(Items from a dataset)
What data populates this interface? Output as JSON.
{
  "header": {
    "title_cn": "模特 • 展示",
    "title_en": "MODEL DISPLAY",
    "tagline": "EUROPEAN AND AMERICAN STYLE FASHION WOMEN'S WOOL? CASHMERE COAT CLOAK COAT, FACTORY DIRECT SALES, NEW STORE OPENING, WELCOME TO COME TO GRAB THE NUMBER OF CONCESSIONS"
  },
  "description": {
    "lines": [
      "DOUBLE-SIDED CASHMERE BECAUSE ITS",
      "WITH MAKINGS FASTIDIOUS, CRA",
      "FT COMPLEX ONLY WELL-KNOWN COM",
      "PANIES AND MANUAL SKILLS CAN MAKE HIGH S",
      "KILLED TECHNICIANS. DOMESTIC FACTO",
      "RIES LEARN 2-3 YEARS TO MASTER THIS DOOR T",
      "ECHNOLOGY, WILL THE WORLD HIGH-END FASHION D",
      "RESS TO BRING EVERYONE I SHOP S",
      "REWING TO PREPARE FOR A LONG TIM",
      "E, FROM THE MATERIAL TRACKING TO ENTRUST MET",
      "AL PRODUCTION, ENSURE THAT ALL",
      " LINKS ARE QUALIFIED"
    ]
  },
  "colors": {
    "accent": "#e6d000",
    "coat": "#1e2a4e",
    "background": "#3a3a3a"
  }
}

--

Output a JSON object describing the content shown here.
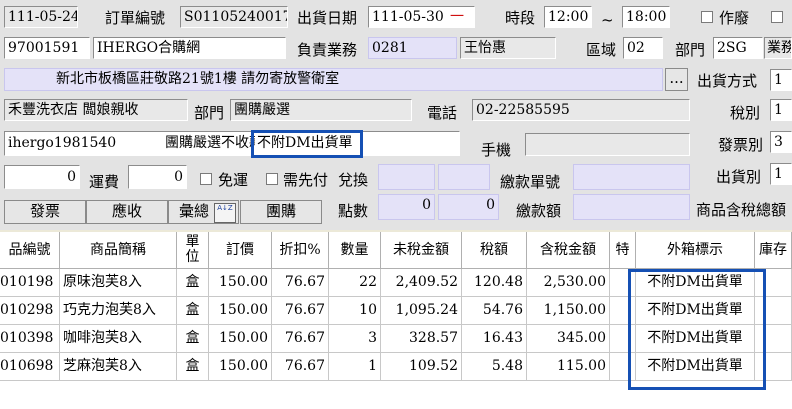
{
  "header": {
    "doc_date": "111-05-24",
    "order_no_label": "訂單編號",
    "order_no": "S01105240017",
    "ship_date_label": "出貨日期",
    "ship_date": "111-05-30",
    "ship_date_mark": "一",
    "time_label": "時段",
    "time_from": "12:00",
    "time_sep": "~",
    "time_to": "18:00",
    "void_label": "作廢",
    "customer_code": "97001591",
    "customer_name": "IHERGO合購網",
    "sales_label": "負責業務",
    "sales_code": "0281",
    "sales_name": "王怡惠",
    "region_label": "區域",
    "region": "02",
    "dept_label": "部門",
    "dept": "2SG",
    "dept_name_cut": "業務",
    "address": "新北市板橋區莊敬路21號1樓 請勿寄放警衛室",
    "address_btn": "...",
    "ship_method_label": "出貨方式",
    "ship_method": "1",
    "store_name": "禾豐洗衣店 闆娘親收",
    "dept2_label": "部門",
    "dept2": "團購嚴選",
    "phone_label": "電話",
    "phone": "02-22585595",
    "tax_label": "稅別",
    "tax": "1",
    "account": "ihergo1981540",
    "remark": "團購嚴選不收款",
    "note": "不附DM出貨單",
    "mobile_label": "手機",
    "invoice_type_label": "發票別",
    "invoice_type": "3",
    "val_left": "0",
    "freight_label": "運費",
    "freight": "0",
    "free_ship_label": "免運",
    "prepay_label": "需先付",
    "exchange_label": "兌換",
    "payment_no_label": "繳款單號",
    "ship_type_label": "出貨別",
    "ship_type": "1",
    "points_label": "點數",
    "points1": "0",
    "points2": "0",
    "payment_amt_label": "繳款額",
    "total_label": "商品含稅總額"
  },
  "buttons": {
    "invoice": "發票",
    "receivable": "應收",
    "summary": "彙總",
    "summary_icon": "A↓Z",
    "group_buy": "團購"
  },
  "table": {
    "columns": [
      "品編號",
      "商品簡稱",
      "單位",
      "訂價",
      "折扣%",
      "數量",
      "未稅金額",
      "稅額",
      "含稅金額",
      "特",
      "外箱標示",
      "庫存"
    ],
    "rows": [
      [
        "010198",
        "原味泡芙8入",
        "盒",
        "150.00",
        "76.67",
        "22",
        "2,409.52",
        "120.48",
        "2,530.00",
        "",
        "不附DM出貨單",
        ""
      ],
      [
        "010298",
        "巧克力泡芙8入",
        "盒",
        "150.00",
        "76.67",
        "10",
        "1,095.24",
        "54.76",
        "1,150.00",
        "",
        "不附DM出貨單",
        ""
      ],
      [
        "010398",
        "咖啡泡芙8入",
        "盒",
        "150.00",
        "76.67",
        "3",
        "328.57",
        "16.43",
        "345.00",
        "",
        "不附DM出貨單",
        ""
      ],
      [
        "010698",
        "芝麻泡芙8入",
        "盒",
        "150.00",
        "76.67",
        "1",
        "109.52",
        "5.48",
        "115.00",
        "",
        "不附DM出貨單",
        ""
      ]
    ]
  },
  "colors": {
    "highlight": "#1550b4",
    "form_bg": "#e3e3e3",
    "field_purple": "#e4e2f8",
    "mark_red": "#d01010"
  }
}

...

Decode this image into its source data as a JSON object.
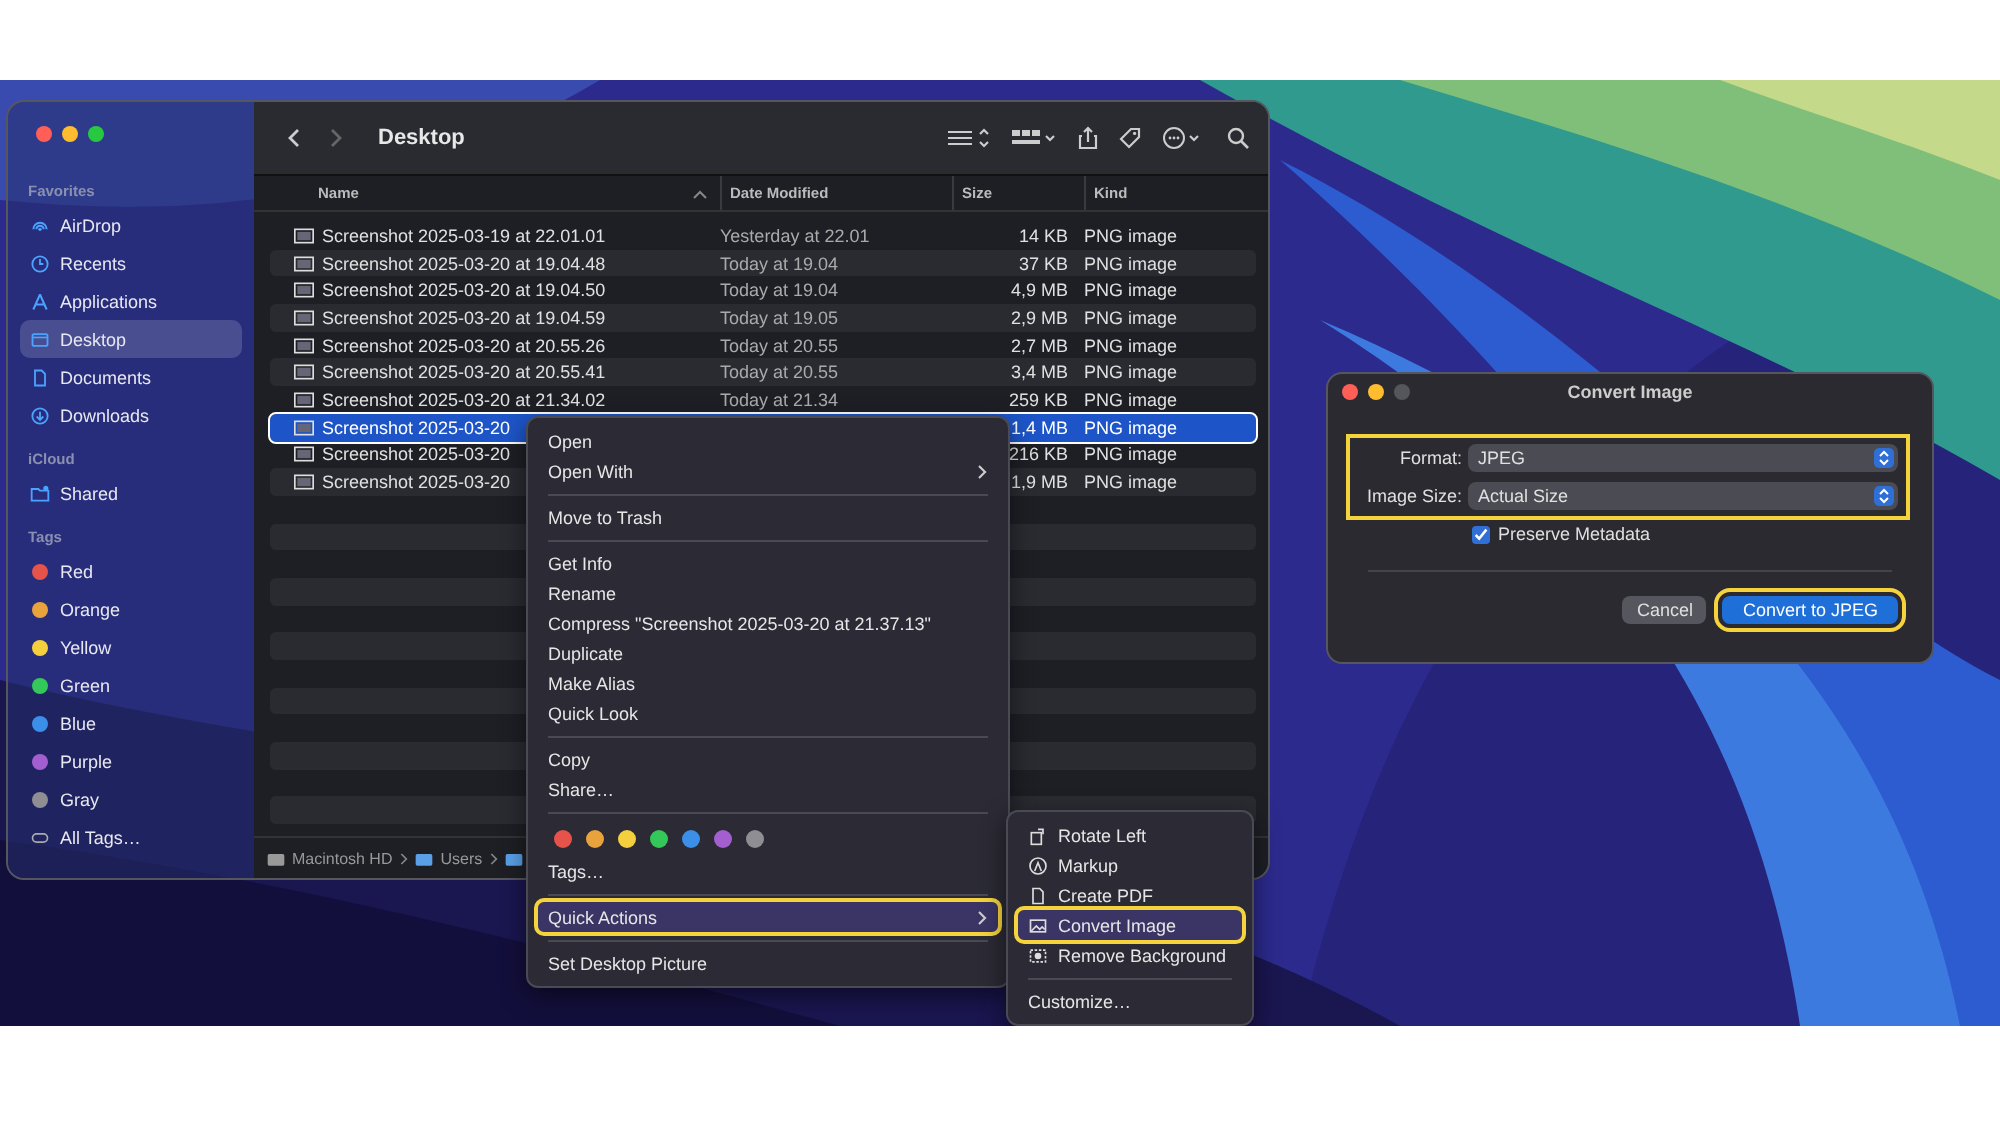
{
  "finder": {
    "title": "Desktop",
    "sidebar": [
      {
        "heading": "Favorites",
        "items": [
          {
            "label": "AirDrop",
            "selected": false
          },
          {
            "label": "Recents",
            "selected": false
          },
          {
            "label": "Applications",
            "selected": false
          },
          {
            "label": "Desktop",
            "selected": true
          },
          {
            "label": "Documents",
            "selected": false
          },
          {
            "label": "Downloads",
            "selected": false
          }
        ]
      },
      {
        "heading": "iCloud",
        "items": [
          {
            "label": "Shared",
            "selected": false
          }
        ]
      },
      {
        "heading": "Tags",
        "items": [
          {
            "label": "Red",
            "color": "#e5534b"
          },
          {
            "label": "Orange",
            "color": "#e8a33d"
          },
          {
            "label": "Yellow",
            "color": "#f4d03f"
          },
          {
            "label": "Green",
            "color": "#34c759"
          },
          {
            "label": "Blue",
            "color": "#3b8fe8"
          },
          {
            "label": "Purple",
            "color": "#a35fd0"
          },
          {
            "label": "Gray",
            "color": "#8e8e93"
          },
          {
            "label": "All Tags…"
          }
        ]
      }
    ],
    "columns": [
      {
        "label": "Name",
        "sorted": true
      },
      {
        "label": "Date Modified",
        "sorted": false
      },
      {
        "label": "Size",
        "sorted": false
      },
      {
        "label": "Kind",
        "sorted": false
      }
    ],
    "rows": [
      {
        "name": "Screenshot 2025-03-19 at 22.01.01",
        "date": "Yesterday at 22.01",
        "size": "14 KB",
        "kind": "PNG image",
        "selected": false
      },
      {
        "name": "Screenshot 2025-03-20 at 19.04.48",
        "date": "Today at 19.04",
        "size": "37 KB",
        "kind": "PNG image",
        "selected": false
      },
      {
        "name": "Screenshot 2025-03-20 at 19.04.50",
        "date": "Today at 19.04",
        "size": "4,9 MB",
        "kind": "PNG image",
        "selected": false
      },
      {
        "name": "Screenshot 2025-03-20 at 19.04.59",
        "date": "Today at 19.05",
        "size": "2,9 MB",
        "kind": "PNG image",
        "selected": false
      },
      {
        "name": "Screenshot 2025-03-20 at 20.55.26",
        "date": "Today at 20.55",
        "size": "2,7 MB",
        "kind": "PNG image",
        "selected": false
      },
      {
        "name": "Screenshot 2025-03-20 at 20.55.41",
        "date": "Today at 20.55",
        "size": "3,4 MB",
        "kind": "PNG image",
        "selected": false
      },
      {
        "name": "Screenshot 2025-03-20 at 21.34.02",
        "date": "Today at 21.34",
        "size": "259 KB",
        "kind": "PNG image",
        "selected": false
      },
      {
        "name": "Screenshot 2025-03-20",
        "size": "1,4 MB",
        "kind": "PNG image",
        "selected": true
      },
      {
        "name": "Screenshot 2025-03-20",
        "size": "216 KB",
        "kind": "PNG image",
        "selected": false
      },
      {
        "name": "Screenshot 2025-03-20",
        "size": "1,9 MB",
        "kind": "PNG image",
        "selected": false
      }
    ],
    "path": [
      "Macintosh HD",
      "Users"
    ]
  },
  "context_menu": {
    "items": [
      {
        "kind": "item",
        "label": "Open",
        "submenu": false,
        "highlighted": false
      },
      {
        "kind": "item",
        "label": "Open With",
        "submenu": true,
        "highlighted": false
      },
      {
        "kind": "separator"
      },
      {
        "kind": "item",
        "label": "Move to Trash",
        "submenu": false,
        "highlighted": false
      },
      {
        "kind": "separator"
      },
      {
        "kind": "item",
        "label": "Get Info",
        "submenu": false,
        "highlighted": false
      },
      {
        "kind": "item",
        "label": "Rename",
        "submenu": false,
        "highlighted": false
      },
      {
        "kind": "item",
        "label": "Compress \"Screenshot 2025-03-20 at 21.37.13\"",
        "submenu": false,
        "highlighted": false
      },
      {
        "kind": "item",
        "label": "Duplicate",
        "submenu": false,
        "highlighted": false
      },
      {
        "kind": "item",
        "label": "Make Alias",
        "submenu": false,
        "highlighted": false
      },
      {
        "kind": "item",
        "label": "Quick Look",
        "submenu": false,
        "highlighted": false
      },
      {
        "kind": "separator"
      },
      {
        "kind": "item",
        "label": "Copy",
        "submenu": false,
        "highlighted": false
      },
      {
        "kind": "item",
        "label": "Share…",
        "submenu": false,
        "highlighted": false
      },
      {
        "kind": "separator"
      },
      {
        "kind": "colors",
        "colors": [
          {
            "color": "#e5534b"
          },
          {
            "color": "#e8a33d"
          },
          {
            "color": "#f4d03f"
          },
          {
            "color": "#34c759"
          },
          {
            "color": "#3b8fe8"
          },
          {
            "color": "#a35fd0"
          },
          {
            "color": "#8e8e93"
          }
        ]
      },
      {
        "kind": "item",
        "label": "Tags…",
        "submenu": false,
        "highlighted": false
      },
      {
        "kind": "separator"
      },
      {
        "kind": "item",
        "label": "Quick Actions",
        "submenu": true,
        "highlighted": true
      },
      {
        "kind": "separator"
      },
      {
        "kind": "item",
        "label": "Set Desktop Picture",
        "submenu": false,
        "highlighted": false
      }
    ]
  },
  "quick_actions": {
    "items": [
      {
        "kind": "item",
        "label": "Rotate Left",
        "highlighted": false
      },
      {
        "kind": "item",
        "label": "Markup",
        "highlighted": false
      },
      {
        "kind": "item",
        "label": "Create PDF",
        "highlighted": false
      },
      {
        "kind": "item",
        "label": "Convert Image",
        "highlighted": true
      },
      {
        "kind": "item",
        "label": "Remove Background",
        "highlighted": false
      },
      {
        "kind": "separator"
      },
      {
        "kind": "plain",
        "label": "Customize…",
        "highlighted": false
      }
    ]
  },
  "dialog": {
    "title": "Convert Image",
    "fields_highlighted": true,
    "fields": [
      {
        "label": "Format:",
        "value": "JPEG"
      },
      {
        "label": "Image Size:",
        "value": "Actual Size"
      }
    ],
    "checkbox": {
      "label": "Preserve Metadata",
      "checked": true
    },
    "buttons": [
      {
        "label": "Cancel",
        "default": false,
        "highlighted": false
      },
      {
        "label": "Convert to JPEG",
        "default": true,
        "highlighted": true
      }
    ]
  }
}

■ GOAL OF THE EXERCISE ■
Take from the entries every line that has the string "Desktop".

■ REPLY TO THE TASK ■
    "title": "Desktop",
            "label": "Desktop",
        "label": "Set Desktop Picture",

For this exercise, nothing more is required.